Now to start coming up with Encounter powers for these new themes... The original kits only gave players a bunch of suggestive fluff for their character, a benefit and a hindrance. I guess the idea was that the kits, if allowed in a game, would balance themselves out by having a benefit and a hindrance. Regardless, it's going to take some creative thinking in a lot of cases to come up with some encounter powers to give these themes! 

Wednesday, February 2, 2011

Review: DDI: Windswept Lord

Review of DDI Article: Windswept Lord

Windswept Lord is an excellent article specifically about the god Kord's relationship with the Dwarven race. The first page is all mythical background and fluff, further exploring the gods' myriad connections and history in the Points of Light setting. 

After that, we get some usable goodies: a divine boon, a new magic weapon, and a reagent, all flavored for dwarves with Kord's blessing. There is also a new background, the Clan of Kord, which is basically a clan for dwarven orphans and ne'er-do-wells, 

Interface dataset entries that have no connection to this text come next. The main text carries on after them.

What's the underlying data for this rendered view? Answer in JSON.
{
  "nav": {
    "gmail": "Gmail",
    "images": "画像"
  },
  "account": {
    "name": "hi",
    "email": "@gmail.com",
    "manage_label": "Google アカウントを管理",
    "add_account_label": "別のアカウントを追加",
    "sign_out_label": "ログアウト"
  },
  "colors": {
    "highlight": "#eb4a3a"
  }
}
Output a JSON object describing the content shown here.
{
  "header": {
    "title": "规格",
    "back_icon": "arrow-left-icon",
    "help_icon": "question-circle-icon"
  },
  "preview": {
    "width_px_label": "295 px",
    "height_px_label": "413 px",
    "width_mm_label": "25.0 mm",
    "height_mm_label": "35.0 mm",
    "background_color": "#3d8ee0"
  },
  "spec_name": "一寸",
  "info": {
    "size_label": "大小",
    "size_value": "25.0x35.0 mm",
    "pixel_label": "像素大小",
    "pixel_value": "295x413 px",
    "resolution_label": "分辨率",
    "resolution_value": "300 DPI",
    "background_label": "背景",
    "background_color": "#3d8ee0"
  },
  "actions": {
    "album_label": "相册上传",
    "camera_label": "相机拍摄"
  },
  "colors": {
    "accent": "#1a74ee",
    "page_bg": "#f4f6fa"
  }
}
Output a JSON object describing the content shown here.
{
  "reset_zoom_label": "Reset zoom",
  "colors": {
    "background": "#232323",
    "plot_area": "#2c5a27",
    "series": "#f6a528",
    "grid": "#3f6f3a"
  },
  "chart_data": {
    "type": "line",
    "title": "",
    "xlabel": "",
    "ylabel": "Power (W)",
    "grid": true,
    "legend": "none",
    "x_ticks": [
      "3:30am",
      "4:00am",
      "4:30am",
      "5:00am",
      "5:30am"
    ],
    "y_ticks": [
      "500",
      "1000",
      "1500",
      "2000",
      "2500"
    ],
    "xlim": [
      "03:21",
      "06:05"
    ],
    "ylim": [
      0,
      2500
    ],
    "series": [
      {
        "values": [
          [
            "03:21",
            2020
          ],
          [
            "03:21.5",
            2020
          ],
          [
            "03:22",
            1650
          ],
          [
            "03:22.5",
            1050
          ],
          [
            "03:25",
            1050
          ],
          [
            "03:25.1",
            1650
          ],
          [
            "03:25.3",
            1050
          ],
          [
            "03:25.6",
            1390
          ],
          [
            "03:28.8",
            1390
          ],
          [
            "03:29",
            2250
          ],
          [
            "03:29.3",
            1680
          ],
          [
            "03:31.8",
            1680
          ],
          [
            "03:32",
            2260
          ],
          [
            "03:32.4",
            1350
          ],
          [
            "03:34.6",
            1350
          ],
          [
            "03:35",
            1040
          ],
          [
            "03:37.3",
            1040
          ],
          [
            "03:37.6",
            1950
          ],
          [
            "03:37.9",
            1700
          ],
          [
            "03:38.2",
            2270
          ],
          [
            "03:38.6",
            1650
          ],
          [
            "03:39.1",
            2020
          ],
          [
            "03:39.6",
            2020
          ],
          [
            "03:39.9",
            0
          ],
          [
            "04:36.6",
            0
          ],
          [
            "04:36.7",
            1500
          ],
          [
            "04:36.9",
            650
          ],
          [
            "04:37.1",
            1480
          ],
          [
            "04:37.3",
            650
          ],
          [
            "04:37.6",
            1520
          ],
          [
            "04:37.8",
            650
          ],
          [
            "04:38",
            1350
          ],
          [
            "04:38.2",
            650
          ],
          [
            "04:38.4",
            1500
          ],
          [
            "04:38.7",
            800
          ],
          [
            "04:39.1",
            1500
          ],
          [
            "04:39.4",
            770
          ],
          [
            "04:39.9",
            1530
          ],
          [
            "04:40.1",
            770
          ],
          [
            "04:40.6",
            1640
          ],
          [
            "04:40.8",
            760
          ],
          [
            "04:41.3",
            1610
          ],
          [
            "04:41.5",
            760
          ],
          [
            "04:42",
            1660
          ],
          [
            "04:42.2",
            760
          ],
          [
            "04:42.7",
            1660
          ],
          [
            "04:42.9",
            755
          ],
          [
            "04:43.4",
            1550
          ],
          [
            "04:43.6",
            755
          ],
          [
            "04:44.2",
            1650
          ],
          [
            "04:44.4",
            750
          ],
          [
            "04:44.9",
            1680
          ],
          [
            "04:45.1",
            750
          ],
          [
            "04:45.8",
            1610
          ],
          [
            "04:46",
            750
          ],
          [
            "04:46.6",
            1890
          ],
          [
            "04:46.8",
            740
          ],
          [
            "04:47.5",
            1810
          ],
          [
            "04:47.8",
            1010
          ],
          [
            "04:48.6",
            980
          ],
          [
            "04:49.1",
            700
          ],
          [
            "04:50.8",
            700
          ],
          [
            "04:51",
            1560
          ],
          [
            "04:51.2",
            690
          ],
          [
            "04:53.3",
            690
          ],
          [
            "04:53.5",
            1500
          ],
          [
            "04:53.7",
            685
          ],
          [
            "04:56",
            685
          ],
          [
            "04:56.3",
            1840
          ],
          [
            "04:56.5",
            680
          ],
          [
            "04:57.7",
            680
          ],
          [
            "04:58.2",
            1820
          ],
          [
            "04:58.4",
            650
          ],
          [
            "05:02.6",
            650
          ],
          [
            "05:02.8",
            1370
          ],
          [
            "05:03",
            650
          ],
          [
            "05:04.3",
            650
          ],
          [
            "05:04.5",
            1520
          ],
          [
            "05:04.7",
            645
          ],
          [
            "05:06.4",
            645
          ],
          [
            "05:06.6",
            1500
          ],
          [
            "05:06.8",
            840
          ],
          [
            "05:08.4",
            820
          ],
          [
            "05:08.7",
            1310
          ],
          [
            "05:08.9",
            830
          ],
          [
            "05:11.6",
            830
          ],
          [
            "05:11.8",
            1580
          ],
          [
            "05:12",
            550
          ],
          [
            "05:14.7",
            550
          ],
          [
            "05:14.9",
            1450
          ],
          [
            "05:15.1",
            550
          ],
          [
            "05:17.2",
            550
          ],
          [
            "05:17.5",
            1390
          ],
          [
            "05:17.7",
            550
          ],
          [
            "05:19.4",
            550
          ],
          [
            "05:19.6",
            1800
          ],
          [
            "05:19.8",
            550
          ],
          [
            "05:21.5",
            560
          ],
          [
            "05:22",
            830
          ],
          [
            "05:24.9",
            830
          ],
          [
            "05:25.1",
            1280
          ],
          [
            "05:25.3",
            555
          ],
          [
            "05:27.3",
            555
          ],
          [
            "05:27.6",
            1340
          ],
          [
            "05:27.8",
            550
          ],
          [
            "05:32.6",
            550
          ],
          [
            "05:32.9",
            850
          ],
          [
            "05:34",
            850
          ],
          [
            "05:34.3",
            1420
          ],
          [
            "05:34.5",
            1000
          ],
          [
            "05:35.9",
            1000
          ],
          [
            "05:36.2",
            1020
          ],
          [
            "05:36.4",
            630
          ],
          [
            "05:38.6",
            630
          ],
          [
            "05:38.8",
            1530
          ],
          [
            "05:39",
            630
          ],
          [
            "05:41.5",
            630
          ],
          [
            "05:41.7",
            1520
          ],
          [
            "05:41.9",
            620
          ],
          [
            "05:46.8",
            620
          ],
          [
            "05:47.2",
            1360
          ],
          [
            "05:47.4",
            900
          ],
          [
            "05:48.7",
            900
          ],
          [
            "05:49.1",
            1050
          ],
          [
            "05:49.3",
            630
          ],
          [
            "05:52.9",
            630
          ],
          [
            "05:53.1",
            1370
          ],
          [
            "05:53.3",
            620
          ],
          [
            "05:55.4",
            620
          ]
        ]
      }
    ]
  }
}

Overall, in four pages you get a whole lot of fluff and plenty of usable crunch. Dungeon and Dragon magazines have recently scaled back their schedule of articles to give themselves more "flexibility" with when they put things out. This Channel Divinity article is a great example of why that decision was a good idea, as this is a very well-written article that had something usable for any player of a dwarf, and any DM with a dwarf in the party. I know in the last couple of weeks we've seen fewer DnD Insider articles, and some have been pushed back, but if this is a sign of what is to come, then I am all for it. Don't get me wrong; I loved the monthly content calendar and used it frequently. That is definitely missed. But this is one of the better articles I've seen in a while. In fact, most of the stuff I've been seeing since that change took effect has been top-notch. Keep up the good work, D&D Insider!

A Pack of Gnolls on Dinosaurs

So, what's scarier than a slavering, bloodthirsty, 'roided-out pack of gnolls? Anyone? Anyone? Bueller?

A slavering bloodthirsty 'roided-out pack of gnolls riding dinosaurs, that's what! 

I think this Pack of Gnolls would be most appropriate in the 4e published Eberron setting, where "behemoths" (aka dinosaurs) are common enough critters that barbarian halflings ride them around the Talenta Plains. 

A clan of gnolls that has trained a number of dinosaurs to be mounts and pack animals would be a force to be reckoned with as they travelled across the plains. They would undoubtedly butcher whole tribes of halflings and use their skulls to drink their blood. Nasty stuff like that. Because gnolls are evil, you know. 

Come to think of it, this clan of dino-riding gnolls may get its own Island in the Sky...